The training program is designed to help supervisors identify situations that pose a risk of violence and find ways to prevent violent behavior by workers."We will roll out the leadership program on workplace violence to more than 40,000 managers, postmasters, supervisors and local union officials," Runyon said at the Postal Service's second forum on workplace violence.
Since the post office's first workplace violence forum 16 months ago, the agency has set up committees to discuss and seek solutions to the problems of violence, has introduced new background screening for job applicants and has added new security courses to its management training.
Runyon said postal workers are statistically less likely to suffer workplace violence than people in other jobs.
However, the post office has suffered several highly publicized tragedies in the past few years involving worker fatalities.
Only last month, a former postal worker was charged with shooting to death four men in a holdup in a Montclair, N.J., post office.
"The sad truth is, America as a nation is suffering from a disease called violence," Runyon said, citing graphic images of mayhem on TV shows and movie screens.

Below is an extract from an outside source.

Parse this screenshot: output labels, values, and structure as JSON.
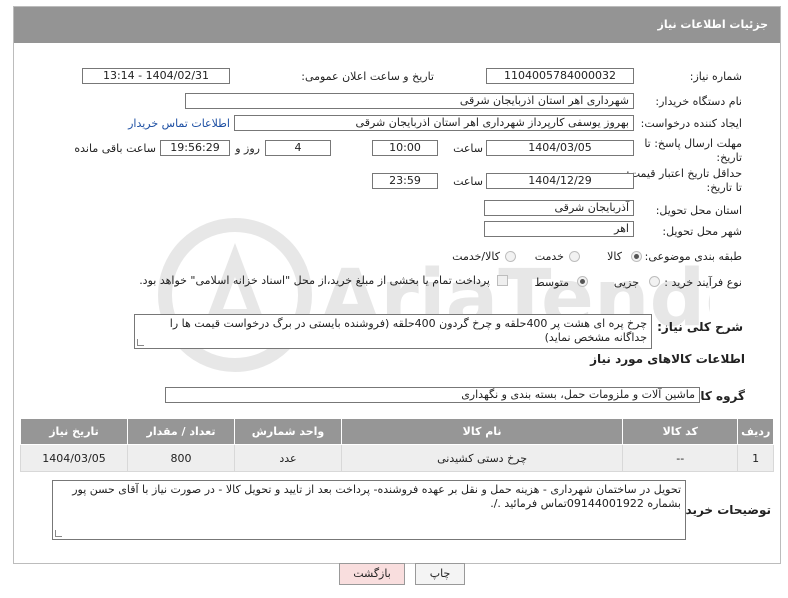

He said that starting in January, the Postal Service, the Defense Department and Amtrak began refusing to advertise on programs that contain excessive violence.